This is a completely inefficient process for the keyboard user. As a general rule, if you dismiss a dialog box or some other menu such as we saw here, the focus should stay with the element that opened the dialog in the first place. This allows us to continue our task while keeping our place in the interface. Do this well, and keyboard users will thank you for it. If you don’t do it well, you’ll drive keyboard users absolutely mad.

Going the Extra Mile

There is a lot to full keyboard access. We’ve only just scratched the surface of one site’s homepage. As you think about what you’ve experienced on, take it one step further. Imagine how confusing it would be if you couldn’t see the screen and you were constantly sent back to the top of the page. Imagine how difficult it would be to use if you were able to type just one character every 3 seconds and, faced with no way to correct your work because of a keyboard trap, you were forced to reload the page, losing all the work you had previously completed.

If we really want to make sure our interfaces are keyboard-friendly, we have lots to think about. All interfaces require potentially complex interaction with a keyboard in order to provide equivalent functionality to a mouse or other pointing device. Take a look at the DHTML Style Guide from AOL. They’ve meticulously outlined the keystrokes that are suggested standards for most complex widgets you’ll see in web-based interfaces.

Pitfalls to Avoid

  • If you’re using a reset stylesheet, avoid using outline:none without replacing it with comparable :focus styling.
  • Be very careful when using JavaScript for keyboard shortcuts; we don’t want any keyboard traps.
  • Unless you specify a focal point, clicking those <a href="#"> or <a href="javascript:doIt()"> links that you’ve been using is very likely to take the focus back to the top of the page. Is that really where you want to be?

Things to Do
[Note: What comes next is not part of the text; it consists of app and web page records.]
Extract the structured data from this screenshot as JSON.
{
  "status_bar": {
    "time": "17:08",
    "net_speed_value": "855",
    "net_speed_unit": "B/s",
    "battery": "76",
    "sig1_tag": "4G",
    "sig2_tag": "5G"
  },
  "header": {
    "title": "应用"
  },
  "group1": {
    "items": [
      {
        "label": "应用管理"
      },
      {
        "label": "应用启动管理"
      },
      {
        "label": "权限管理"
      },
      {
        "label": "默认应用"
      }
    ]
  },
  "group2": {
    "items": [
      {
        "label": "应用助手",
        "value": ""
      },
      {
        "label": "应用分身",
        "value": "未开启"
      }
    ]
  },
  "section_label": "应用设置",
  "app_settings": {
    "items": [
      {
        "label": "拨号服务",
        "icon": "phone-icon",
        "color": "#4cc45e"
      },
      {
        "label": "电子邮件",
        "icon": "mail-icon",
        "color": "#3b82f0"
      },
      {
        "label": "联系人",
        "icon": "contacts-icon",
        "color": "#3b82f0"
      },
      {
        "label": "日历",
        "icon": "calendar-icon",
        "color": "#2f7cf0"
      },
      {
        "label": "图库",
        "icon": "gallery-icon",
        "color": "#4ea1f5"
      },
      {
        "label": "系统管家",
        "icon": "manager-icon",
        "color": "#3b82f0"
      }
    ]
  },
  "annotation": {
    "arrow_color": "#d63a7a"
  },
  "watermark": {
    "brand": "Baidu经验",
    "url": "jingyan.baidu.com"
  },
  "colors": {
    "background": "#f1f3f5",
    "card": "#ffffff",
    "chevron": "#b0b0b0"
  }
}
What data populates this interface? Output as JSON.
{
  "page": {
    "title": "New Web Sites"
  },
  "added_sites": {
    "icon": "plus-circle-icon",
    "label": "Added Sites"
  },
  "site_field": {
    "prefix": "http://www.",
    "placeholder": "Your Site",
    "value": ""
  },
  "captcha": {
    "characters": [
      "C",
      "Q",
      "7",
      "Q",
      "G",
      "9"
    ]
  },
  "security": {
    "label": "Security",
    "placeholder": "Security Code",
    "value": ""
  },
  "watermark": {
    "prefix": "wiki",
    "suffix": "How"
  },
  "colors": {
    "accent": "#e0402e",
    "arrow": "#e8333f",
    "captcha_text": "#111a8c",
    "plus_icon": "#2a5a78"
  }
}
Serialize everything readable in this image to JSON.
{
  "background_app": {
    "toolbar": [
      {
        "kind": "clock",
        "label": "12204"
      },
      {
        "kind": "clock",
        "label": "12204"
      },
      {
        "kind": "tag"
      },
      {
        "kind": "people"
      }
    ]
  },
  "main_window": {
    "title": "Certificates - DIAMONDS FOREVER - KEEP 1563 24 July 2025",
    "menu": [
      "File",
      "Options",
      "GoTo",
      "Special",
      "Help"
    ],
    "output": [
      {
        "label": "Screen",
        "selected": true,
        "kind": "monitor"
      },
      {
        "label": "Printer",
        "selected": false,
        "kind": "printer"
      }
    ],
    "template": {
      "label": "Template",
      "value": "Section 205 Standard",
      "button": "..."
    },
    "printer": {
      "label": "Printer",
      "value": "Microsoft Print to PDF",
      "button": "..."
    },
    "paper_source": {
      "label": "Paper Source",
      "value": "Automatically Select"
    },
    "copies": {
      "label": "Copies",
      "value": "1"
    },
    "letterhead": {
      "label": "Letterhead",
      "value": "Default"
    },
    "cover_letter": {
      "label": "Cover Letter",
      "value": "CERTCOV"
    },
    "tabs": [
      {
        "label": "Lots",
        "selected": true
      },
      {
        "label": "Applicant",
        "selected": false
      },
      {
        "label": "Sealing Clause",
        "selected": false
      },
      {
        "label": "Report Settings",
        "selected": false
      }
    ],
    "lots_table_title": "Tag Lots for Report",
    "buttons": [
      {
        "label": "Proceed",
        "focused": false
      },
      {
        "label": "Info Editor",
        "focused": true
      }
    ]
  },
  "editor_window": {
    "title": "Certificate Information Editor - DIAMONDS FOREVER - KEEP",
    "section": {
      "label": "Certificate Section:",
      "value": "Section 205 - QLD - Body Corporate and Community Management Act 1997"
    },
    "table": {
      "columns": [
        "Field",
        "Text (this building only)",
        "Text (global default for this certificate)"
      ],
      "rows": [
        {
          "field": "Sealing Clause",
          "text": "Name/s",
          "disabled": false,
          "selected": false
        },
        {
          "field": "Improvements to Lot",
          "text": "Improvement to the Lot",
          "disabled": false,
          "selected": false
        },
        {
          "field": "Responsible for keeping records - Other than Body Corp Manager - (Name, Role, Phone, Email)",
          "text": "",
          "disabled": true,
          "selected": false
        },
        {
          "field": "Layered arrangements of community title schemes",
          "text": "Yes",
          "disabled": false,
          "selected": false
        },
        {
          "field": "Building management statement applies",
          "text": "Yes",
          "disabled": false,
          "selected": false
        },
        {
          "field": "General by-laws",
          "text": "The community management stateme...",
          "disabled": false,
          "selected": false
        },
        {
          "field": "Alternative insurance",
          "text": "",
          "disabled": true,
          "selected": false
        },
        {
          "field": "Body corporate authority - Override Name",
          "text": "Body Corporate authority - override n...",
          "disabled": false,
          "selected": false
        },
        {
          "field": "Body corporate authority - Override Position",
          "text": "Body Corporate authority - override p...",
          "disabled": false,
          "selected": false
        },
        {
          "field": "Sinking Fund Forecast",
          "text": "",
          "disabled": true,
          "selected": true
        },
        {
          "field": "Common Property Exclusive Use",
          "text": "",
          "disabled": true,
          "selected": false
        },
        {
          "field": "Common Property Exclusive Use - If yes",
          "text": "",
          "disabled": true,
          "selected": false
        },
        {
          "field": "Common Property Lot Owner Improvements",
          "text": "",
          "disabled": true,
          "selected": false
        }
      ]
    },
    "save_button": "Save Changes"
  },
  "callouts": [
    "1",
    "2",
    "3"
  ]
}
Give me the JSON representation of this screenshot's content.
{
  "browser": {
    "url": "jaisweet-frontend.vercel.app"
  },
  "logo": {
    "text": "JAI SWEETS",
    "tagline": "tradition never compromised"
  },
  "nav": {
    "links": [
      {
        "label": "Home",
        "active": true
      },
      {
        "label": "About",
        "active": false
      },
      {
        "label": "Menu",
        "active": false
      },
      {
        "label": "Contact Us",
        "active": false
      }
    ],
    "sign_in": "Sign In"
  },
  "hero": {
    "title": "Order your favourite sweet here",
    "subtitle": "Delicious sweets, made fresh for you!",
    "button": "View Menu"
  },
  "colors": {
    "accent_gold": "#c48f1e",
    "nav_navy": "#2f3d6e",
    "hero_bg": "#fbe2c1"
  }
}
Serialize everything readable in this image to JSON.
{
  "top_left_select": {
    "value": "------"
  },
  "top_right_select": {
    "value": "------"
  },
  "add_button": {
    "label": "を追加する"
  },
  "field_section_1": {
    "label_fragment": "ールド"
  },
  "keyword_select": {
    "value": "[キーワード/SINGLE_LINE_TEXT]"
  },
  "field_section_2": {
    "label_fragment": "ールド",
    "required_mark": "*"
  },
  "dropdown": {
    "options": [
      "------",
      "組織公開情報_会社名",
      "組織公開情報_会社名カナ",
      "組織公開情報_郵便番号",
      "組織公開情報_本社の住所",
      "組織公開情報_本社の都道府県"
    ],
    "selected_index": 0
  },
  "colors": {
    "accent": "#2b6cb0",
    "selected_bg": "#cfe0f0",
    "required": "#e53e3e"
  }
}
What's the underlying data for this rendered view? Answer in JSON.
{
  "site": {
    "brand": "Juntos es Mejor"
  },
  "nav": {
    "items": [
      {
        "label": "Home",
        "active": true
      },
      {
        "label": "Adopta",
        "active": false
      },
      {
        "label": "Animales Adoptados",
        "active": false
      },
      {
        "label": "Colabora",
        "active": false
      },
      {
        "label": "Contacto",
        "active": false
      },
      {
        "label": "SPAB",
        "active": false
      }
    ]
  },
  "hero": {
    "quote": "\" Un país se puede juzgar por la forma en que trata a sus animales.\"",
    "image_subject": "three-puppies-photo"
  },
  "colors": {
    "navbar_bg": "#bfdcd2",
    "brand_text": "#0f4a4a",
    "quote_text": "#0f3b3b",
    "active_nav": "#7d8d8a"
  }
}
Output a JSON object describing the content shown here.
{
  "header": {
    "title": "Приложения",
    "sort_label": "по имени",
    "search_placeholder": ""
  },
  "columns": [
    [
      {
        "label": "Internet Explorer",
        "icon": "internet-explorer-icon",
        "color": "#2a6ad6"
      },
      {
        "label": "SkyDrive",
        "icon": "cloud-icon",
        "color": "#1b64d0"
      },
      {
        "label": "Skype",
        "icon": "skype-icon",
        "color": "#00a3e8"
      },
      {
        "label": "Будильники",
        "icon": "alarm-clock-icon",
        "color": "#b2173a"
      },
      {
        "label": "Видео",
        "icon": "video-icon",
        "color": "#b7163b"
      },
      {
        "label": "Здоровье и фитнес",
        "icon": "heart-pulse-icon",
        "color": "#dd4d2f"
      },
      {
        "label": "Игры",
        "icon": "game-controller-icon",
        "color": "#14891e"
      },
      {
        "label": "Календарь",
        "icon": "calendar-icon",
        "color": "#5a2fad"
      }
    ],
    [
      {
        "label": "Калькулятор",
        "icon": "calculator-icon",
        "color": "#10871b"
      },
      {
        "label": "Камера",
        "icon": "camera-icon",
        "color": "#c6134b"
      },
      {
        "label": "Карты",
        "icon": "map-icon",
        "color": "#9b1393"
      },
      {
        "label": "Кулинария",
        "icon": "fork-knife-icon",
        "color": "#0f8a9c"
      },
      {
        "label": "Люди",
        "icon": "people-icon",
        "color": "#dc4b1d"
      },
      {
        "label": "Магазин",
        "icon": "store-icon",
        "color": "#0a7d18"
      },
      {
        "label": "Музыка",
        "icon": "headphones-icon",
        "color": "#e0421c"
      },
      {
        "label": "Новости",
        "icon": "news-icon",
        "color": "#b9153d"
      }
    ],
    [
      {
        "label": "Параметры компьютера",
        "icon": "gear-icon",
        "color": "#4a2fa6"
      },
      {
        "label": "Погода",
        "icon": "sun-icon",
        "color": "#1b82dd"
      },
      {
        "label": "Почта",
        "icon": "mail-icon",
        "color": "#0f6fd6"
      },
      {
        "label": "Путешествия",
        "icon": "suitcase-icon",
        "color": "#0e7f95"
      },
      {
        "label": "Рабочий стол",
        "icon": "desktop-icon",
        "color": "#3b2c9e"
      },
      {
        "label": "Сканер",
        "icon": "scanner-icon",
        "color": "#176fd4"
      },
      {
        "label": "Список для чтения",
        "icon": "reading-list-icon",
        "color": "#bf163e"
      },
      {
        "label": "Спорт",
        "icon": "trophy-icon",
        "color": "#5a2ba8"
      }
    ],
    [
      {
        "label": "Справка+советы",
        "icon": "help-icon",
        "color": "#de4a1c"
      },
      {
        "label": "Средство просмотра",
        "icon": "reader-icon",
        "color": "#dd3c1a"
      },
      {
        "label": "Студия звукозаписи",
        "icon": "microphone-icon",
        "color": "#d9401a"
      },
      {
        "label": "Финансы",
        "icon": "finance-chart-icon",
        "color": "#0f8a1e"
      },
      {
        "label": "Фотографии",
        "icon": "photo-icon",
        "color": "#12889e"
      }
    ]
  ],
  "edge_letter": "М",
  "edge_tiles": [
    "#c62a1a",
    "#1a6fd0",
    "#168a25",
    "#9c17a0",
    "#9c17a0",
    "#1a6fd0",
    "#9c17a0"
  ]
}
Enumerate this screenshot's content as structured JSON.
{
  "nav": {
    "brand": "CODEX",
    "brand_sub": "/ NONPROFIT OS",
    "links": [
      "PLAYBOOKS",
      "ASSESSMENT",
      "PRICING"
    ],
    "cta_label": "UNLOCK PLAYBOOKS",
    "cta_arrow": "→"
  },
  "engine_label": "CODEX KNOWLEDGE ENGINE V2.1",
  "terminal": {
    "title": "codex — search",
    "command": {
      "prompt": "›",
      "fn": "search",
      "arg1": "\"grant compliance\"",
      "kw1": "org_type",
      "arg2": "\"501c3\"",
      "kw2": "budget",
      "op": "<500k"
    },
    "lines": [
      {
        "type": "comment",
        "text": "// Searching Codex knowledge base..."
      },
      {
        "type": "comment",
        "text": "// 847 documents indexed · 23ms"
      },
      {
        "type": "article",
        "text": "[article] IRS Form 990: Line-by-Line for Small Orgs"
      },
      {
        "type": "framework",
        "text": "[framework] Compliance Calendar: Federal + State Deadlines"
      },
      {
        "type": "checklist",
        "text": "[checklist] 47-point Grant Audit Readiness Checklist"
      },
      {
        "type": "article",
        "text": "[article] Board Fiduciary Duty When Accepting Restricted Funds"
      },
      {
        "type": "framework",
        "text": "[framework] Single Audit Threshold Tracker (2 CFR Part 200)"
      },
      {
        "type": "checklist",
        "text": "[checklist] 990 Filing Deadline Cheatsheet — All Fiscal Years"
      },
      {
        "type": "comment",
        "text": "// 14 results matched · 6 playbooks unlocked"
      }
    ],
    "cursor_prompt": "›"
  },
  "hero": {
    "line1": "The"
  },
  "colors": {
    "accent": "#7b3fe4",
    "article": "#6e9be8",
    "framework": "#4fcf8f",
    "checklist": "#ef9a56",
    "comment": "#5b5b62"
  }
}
  • Always test all functionality with a keyboard only.
  • Be sure that you can make corrections in the interface using the keyboard.
  • Maintain a point of focus when dismissing or closing dialogs to make keyboard usage more efficient.

Further Reading